“Lost Modernists” is a double-faceted phrase. First, it broadly refers to writers from the Modernist period of literature that have since fallen from the literary canon, making them contemporarily “lost.” Second, the term concurrently alludes to specific Modernist writers ascribed to comprising the Lost Generation. “Lost Generation” became a term after Gertrude Stein supposedly overheard a mechanic say, “You are all a lost generation.” Ernest Hemingway immortalized these words in an epigraph found in The Sun Also Rises. Lost Generation literature envelops a category of artists that lived through and wrote during and/or after World War I. Some of these individuals — such as Sylvia Beach, F. Scott Fitzgerald, and Gertrude Stein — were American expatriates residing in Paris during the 1920s and 1930s. Lost Generation writers are rendered “lost” due to the widespread cultural, emotional, and psychological impacts of World War I. Despite any disdain for the phrase, which Hemingway had, writers from this time period that collected their sentiments and sculpted them into writing are considered to be a part of the Lost Generation.
Due to the various connotations of “Lost Modernists,” future posts will focus on both Modernist writers who are less-known in today’s literature and culture, and also authors that specifically fall under the categorization of being a Lost Generation writer. The primary focal point of this website is to provide the public with information about these writers in the form of book synopses, biographies, interviews, supplementary information and resources, and generalized insight. Additionally, looking at not-so-popular texts by more well-known writers, here, serves to exhume and revive works that rarely receive attention in the 21st century. Focusing on genres that certain Modernist writers are not commonly associated with is another point of interest. For example, we seldom read or learn about Hemingway’s satire The Torrents of Spring, Thomas Wolfe’s short stories, or William Faulkner’s poetry.
Under the “Blog” dropdown on this website, you have the ability to explore several webpages of writings. The first option is “Lost Modernists,” which contains a broad array information about “Lost Modernist” writers and books. The second option is “Mini Authorial Profiles,” where you can read abbreviated write-ups about various writers. The third option is “Rare Books.” This tab enables you to peruse various pieces in my private collection of Modernist literature. The fourth option, “Interviews,” holds transcribed interviews with professors, fellow book collectors, bookstore personnel, literary enthusiasts, literature students, and more. Lastly, “Quotes” contains an amalgamation of an amalgamation of quotes by “Lost Modernist” writers that can be found in their novels, interviews, articles, poems, etc.
Even though this website is in its early stages, it will ideally become a place for writers — lost and found — to be recognized.

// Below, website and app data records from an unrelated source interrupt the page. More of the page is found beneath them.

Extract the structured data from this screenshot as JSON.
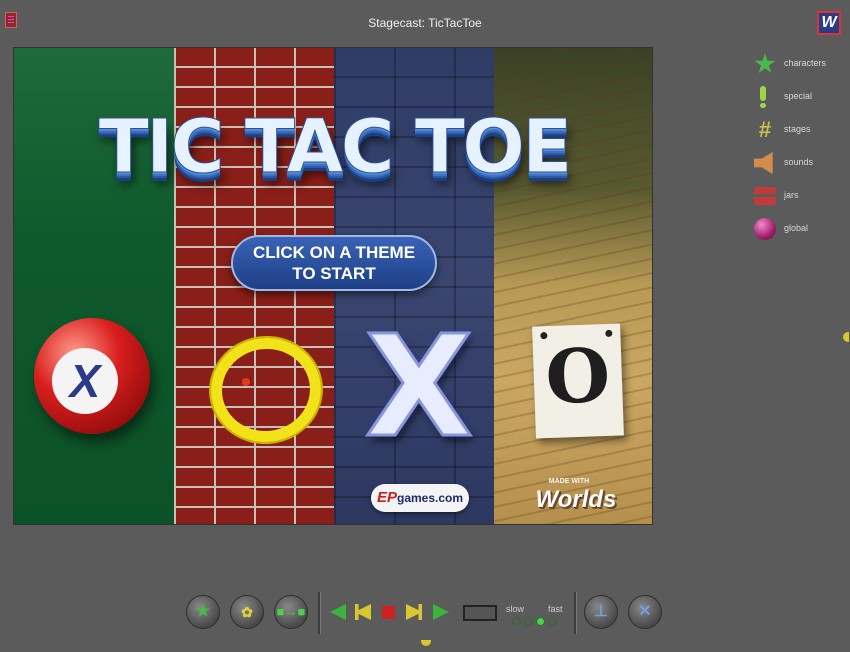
{
  "window": {
    "title": "Stagecast: TicTacToe"
  },
  "game": {
    "title": "TIC TAC TOE",
    "start_line1": "CLICK ON A THEME",
    "start_line2": "TO START",
    "themes": [
      {
        "name": "billiards",
        "symbol": "X"
      },
      {
        "name": "brick",
        "symbol": "O"
      },
      {
        "name": "stone",
        "symbol": "X"
      },
      {
        "name": "wood",
        "symbol": "O"
      }
    ],
    "sponsor_ep": "EP",
    "sponsor_games": "games",
    "sponsor_com": ".com",
    "made_with": "MADE WITH",
    "worlds": "Worlds"
  },
  "sidebar": {
    "items": [
      {
        "label": "characters",
        "icon": "star-icon"
      },
      {
        "label": "special",
        "icon": "exclamation-icon"
      },
      {
        "label": "stages",
        "icon": "grid-icon"
      },
      {
        "label": "sounds",
        "icon": "speaker-icon"
      },
      {
        "label": "jars",
        "icon": "jar-icon"
      },
      {
        "label": "global",
        "icon": "globe-icon"
      }
    ]
  },
  "toolbar": {
    "speed_slow": "slow",
    "speed_fast": "fast",
    "speed_level": 3,
    "speed_steps": 4
  },
  "colors": {
    "background": "#5b5b5b",
    "play_green": "#3db33d",
    "step_yellow": "#d8c632",
    "stop_red": "#cc2222"
  }
}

Further, it will provide visitors with a plethora of information to satiate the palates of those seeking content about writers who have shaped, contorted, and influenced our conceptualizations of a novel’s style and substance. (That being said, Modernist writers that fall outside the parameters of being a “Lost Modernist” may be featured from time to time.) Interviews and works spotlighted from the aforementioned collection will also illuminate Modernist culture, zeitgeist, and literary preferences that may be the same in today’s world or not. Signed, first editions of works by James Joyce, Sylvia Beach, William Faulkner, John Steinbeck, Djuna Barnes, Sherwood Anderson, Thomas Wolfe, T.S. Eliot, and Ernest Hemingway are some writers complement the rare book collection of “Lost Modernist” fiction.